“There are way, way too many people in today’s world who are taking their very passionately held views and manifesting them through violence,” FBI Director Christopher Wray told CNN.
“And our system, as you know, under the First Amendment, doesn’t matter what you’re upset about, who you’re upset with, or what side of an issue you’re on. There’s a right way under our Bill of Rights to express yourself, and violence, threats of violence, destruction of property — those kinds of things are not it.”
“We have to guard against the potential risks of terrorist groups targeting prominent individuals, and we also have to defend against non-ideological threats where people are fixated or there are other forms of mental health issues,” McCallum said in a rare interview, adding that it is the job of security officials to “get after them all to the maximum extent that we can, and that is not easy, especially in cases where there are very few dots to join.”
The FBI director also addressed the January 6, 2021, US Capitol attack, saying it reflects a “broader phenomenon” of people becoming violent over ideological, social or political grievances.
“It doesn’t matter whether you’re upset about an election, upset about a trial upset about the criminal justice system, upset about any issue, there’s a right way to express yourself under the First Amendment, and violence or destruction of federal property or in the case of January 6, those things, plus interference with a sacred part of our constitutional process, Then we’re going to have to act,” Wray said. “That’s the rule of law. That’s what the rule of law is all about.”
When asked about where that could lead in the Justice Department’s criminal investigation, Wray said: “We’re going to follow the facts wherever they lead, no matter who likes it.”
Wray compared the current rising threat from domestic extremists, motivated by racial or anti-government views, to earlier threats from people radicalized by foreign terrorist groups.

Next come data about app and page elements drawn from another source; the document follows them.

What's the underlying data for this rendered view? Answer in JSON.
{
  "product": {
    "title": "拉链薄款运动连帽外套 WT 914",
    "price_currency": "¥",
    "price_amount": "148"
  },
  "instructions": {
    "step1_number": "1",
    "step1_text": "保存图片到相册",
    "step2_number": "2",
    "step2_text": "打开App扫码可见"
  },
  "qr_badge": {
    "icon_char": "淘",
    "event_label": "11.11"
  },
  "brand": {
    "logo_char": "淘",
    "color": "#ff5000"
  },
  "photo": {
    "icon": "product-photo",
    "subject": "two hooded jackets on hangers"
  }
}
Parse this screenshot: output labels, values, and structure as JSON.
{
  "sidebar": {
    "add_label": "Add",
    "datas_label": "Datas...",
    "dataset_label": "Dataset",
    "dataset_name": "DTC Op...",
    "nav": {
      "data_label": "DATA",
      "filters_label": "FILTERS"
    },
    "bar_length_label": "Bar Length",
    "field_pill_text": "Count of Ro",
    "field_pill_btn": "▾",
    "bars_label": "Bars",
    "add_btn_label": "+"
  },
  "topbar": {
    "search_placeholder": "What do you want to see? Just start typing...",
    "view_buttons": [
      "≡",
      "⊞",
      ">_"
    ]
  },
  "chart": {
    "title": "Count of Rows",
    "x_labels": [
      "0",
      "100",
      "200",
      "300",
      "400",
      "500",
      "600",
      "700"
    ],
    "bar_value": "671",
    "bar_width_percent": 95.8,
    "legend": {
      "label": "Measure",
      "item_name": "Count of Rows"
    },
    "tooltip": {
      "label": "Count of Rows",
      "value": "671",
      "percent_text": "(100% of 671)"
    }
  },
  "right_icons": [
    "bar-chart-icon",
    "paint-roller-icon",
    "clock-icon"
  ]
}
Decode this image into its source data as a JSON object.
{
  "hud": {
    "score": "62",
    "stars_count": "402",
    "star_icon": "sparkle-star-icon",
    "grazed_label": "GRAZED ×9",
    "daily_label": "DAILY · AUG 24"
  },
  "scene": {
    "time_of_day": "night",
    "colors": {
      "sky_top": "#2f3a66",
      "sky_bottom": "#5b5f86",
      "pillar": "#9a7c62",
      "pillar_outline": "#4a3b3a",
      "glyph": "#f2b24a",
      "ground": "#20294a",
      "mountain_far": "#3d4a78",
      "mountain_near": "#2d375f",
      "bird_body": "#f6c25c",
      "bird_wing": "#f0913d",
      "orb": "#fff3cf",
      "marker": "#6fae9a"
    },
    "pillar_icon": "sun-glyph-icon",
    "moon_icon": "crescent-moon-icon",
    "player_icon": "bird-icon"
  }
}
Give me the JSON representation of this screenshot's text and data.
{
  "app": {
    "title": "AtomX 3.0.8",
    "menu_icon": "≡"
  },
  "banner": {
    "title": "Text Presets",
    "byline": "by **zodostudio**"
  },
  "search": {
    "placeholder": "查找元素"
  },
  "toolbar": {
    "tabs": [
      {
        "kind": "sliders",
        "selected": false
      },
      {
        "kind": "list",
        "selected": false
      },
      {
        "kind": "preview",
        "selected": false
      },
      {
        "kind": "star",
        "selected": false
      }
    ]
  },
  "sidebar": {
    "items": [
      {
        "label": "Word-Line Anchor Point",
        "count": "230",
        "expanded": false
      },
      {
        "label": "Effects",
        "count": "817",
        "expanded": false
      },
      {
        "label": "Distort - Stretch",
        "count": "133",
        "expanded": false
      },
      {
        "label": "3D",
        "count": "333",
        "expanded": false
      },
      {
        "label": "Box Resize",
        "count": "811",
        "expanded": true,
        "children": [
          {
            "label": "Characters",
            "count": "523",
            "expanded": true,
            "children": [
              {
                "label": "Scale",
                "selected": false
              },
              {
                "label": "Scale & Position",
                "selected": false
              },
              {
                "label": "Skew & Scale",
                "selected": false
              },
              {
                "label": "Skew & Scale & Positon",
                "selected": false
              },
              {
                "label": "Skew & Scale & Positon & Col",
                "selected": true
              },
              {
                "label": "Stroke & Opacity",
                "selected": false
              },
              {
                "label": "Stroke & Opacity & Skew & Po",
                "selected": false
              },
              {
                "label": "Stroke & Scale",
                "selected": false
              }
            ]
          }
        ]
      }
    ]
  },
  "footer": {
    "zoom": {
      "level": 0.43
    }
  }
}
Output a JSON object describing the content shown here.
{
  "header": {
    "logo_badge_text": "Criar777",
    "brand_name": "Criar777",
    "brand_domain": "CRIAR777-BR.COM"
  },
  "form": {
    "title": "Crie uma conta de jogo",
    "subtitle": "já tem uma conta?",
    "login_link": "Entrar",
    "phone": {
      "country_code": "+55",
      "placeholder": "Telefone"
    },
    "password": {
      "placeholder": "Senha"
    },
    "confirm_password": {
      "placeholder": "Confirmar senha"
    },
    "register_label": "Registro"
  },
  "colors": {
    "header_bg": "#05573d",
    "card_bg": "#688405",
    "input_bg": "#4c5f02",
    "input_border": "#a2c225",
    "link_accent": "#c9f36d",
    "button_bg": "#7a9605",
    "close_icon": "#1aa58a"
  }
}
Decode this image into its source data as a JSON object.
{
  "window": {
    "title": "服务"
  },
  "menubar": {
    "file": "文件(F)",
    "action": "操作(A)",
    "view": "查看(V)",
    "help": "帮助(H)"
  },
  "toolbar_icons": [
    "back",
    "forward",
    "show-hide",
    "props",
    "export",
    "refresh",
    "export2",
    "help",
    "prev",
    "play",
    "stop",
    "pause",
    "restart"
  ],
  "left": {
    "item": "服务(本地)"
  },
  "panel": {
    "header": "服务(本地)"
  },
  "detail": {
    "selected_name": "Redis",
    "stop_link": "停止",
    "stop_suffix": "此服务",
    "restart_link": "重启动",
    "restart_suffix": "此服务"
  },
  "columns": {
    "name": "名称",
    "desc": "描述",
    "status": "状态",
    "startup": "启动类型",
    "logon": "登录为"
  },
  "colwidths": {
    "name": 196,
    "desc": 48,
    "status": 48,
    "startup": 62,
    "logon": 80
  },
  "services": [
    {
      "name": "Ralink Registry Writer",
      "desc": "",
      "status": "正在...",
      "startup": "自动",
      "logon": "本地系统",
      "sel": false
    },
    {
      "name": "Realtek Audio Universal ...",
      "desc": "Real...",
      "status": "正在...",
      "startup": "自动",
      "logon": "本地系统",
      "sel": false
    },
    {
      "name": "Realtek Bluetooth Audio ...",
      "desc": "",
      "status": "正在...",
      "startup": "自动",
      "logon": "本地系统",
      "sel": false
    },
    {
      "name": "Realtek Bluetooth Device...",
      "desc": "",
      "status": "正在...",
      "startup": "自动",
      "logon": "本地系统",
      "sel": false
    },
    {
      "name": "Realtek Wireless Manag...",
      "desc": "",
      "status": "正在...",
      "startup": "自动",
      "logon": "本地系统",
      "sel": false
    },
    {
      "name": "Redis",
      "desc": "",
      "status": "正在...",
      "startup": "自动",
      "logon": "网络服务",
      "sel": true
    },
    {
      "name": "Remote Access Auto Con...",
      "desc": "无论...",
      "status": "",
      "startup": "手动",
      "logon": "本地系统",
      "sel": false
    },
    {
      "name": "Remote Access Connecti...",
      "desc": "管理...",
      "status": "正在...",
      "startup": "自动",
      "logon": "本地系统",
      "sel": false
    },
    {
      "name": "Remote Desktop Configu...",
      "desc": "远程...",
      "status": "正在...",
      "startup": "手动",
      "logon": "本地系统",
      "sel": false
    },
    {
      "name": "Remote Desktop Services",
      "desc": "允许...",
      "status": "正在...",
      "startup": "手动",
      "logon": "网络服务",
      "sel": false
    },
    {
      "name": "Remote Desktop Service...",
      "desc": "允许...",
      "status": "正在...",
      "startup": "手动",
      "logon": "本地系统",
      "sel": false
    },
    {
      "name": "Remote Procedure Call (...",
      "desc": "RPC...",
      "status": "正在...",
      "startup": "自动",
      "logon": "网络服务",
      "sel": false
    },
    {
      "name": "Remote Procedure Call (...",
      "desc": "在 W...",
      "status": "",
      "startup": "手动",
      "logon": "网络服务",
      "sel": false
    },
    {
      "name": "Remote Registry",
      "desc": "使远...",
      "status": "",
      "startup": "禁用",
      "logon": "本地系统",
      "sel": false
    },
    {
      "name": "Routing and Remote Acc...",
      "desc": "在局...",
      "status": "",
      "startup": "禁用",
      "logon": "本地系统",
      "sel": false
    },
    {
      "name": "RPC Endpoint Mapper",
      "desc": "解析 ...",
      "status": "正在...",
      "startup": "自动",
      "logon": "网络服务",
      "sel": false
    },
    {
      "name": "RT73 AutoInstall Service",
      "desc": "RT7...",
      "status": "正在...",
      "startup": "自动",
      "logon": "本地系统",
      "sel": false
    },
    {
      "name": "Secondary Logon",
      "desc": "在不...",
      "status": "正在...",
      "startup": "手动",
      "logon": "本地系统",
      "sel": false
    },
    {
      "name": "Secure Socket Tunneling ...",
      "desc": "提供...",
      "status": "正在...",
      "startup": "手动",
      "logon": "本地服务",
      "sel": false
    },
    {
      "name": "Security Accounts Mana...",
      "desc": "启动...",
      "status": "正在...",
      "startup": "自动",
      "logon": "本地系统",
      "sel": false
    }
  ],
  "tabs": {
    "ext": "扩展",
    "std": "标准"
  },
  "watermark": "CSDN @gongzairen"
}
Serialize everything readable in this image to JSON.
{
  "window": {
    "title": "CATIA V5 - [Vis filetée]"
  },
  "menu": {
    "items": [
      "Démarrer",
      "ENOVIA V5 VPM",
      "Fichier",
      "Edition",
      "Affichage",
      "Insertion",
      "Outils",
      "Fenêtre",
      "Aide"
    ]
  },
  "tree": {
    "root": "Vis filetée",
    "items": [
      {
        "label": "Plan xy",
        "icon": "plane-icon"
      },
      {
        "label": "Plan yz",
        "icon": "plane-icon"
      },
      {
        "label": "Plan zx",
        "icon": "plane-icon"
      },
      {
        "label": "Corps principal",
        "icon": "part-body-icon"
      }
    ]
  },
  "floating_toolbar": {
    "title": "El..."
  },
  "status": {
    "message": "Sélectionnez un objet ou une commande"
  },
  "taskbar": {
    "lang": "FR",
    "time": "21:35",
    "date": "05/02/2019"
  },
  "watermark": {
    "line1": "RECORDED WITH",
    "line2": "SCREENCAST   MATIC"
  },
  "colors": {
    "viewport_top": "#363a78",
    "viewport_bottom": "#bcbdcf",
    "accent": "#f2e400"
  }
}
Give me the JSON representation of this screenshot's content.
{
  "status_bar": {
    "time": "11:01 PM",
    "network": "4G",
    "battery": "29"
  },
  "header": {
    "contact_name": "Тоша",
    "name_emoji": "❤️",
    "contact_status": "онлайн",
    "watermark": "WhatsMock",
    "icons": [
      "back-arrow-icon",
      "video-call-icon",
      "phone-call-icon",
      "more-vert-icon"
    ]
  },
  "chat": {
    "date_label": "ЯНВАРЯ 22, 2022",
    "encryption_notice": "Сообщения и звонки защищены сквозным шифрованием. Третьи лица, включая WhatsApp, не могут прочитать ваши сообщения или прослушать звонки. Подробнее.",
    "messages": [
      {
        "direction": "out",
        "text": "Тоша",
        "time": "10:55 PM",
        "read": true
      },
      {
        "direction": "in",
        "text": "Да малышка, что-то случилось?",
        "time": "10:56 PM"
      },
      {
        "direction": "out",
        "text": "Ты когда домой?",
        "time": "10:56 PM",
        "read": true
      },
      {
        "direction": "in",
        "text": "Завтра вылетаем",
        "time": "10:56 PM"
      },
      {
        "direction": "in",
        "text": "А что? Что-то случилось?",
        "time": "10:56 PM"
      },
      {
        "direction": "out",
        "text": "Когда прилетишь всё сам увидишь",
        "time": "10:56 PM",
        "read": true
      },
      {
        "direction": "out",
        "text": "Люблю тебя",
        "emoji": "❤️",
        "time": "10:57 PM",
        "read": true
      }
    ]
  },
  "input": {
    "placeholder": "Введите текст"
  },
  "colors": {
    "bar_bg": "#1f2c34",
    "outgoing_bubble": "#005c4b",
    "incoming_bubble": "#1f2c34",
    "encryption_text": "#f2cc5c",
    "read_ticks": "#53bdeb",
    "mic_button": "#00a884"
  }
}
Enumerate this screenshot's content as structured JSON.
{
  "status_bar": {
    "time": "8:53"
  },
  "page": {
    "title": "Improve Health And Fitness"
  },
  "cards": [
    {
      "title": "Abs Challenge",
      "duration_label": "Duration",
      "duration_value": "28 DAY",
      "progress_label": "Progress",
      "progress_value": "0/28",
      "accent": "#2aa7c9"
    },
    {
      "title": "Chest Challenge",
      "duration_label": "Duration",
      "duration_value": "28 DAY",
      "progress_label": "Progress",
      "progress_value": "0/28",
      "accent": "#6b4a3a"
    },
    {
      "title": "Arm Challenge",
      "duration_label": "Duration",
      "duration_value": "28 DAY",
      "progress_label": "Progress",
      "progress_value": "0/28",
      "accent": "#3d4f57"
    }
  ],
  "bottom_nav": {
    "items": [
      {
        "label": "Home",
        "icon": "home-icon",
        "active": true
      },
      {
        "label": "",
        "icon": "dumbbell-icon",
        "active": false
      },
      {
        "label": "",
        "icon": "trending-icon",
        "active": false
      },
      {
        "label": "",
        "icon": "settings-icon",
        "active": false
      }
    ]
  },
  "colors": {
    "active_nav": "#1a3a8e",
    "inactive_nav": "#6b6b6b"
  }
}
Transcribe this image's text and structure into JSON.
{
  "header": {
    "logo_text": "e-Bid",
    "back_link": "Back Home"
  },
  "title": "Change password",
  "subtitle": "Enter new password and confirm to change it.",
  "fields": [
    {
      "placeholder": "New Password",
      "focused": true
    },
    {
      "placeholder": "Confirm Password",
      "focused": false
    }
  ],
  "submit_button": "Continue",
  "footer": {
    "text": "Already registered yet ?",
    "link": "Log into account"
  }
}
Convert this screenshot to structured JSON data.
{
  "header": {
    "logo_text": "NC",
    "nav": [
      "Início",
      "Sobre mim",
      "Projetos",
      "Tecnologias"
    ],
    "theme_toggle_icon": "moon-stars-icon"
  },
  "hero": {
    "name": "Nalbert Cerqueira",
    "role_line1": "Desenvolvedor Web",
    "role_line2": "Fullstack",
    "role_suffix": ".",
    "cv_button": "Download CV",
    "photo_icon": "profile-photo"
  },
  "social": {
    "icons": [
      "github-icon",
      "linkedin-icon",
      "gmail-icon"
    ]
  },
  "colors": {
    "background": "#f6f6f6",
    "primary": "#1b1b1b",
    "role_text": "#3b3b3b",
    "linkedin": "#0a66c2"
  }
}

“The most lethal terrorist attacks in the homeland over the last several years have largely been from domestic terrorists and that covers a wide range of threats,” he said.
“We tried to tackle the threat through similar vehicles that we’ve attacked, homegrown jihadist-inspired extremism, our joint terrorism task forces that are all over in the United States, working with state local charges when those are available and trying to make sure that we’re reaching out to the community for tips and leads,” Wray said. “Because in this space — the domestic violent extremism space — much like the jihadist-inspired extremism, you’re talking about largely lone actors who are coming up with attack plans that are fairly crude and simple, but don’t leave a lot of footprints or dots to connect.”
The FBI has dedicated resources from offices around the country to the largest investigation in Justice Department history, helping to bring charges against more than 800 people involved in the US Capitol riot. And CNN has reported that the probe has recently expanded to include people who didn’t show up at the Capitol to riot but help propel the violence by pushing lies about vote fraud and seeking to overturn the election.
CLARIFICATION: This story has been updated to better reflect the roles of the FBI and MI5.
This story has also been updated with additional information.
CNN’s Sonnet Swire contributed to this report.